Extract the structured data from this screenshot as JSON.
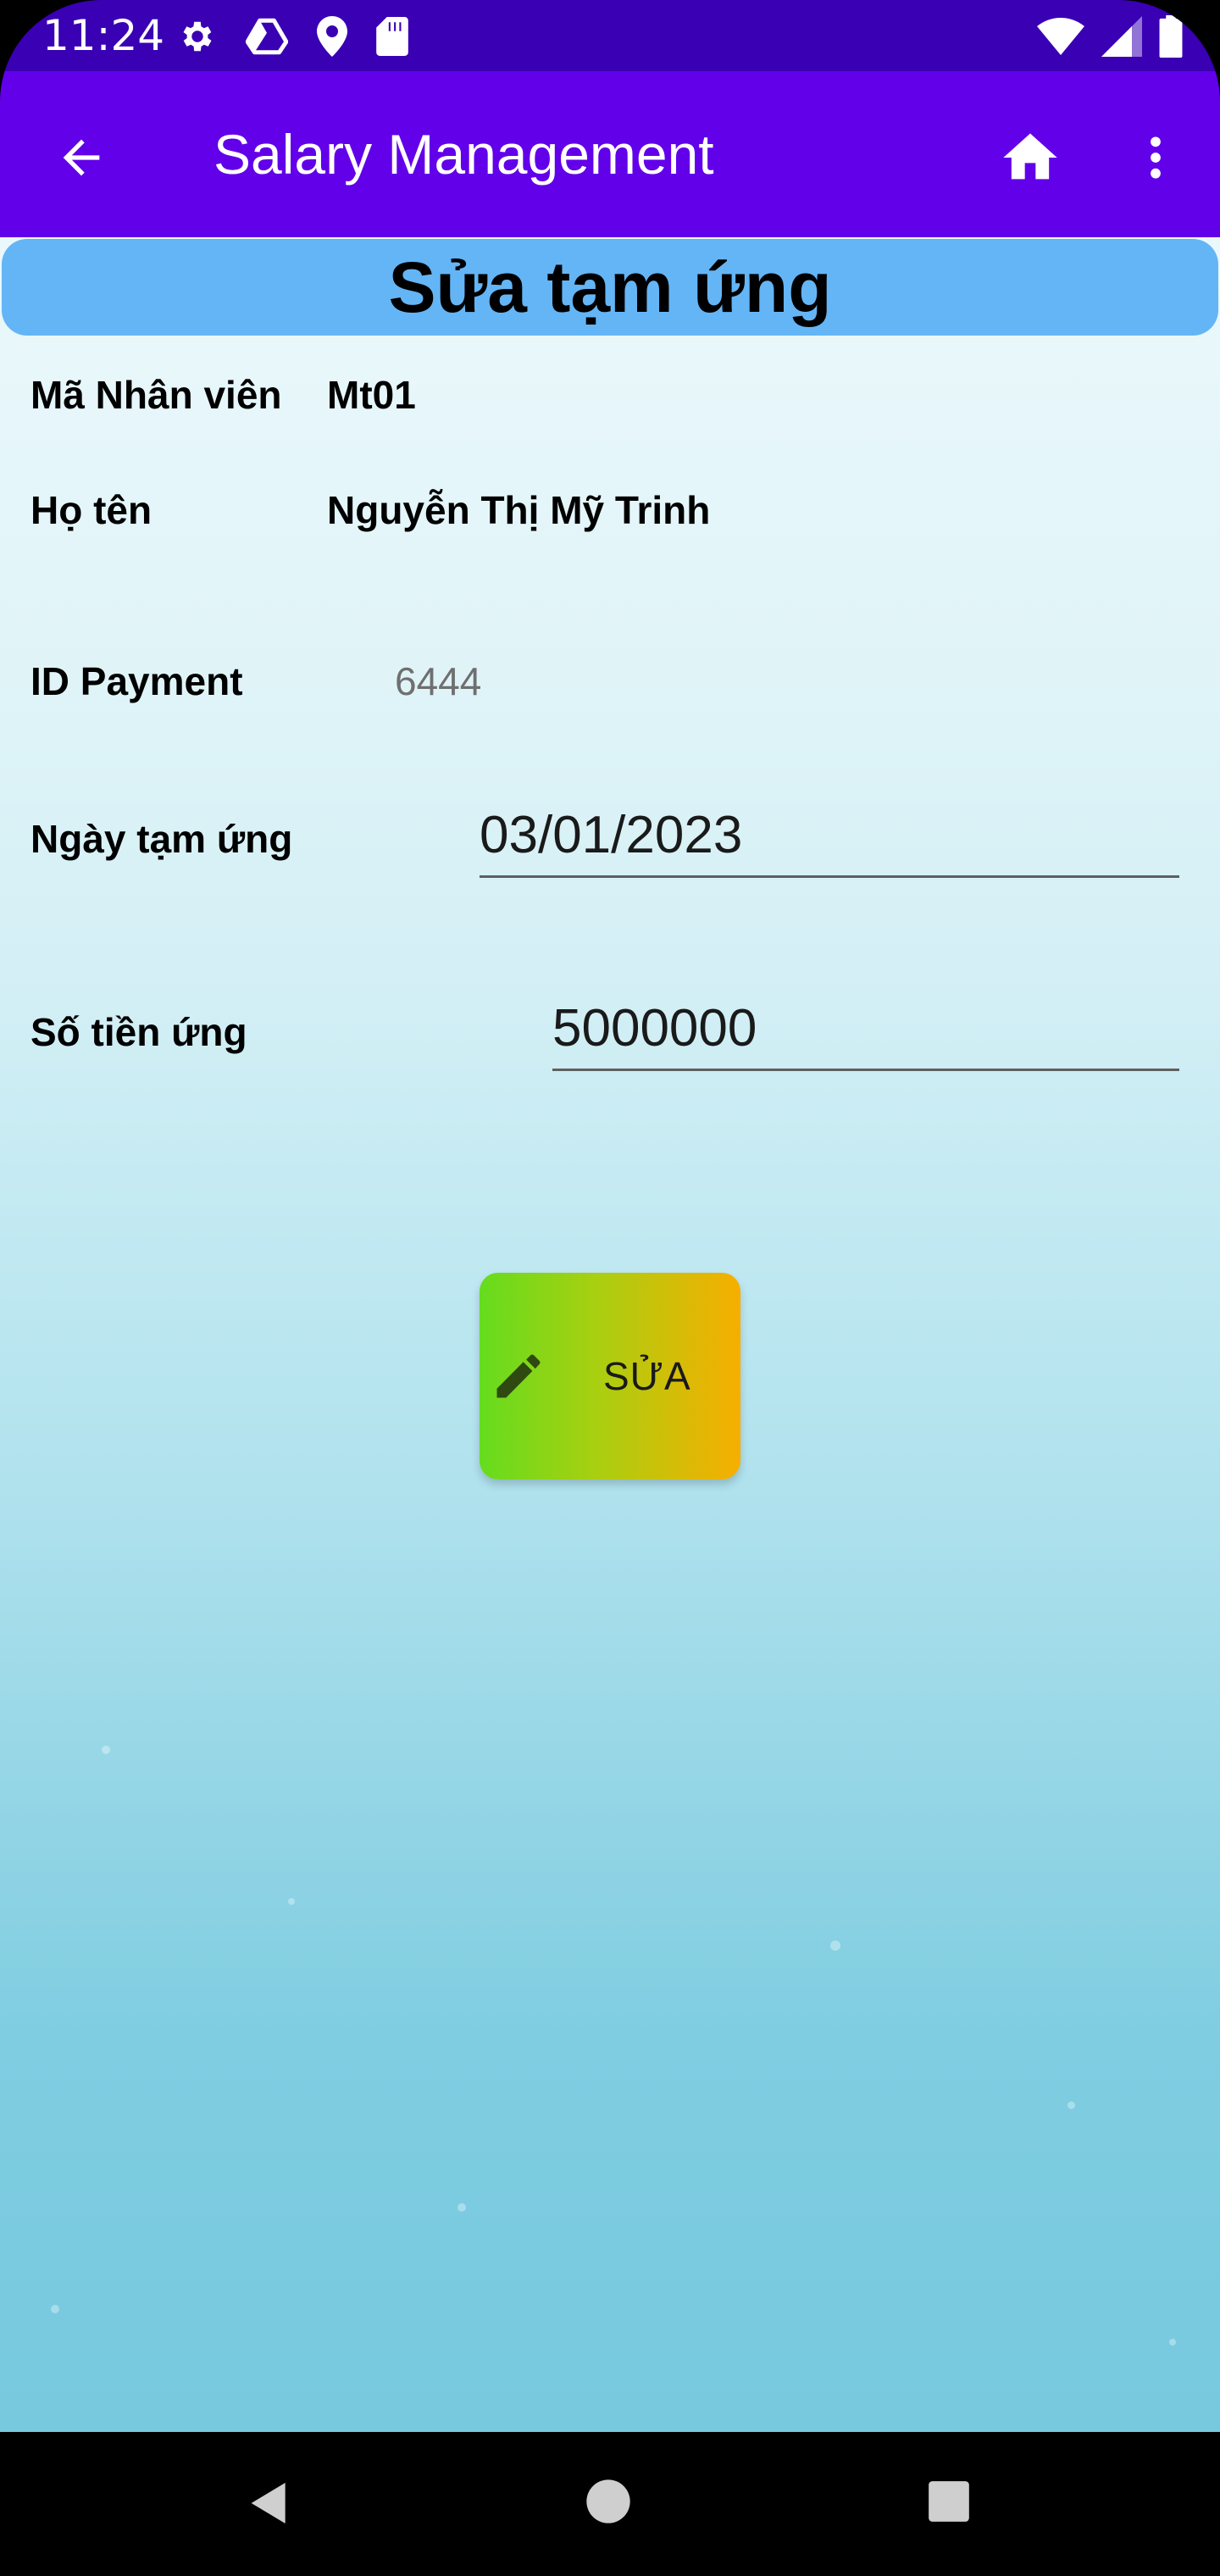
{
  "status_bar": {
    "time": "11:24",
    "left_icons": [
      "gear-icon",
      "drive-icon",
      "location-icon",
      "sd-card-icon"
    ],
    "right_icons": [
      "wifi-icon",
      "signal-icon",
      "battery-icon"
    ]
  },
  "app_bar": {
    "title": "Salary Management",
    "back_icon": "arrow-back-icon",
    "home_icon": "home-icon",
    "more_icon": "more-vert-icon",
    "color": "#6200ea"
  },
  "page": {
    "header": "Sửa tạm ứng",
    "employee_id_label": "Mã Nhân viên",
    "employee_id_value": "Mt01",
    "full_name_label": "Họ tên",
    "full_name_value": "Nguyễn Thị Mỹ Trinh",
    "payment_id_label": "ID Payment",
    "payment_id_value": "6444",
    "advance_date_label": "Ngày tạm ứng",
    "advance_date_value": "03/01/2023",
    "advance_amount_label": "Số tiền ứng",
    "advance_amount_value": "5000000",
    "edit_button_label": "SỬA",
    "edit_button_icon": "pencil-icon"
  },
  "nav_bar": {
    "icons": [
      "nav-back-icon",
      "nav-home-icon",
      "nav-recent-icon"
    ]
  }
}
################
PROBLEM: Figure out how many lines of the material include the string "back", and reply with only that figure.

ANSWER SECTION: 2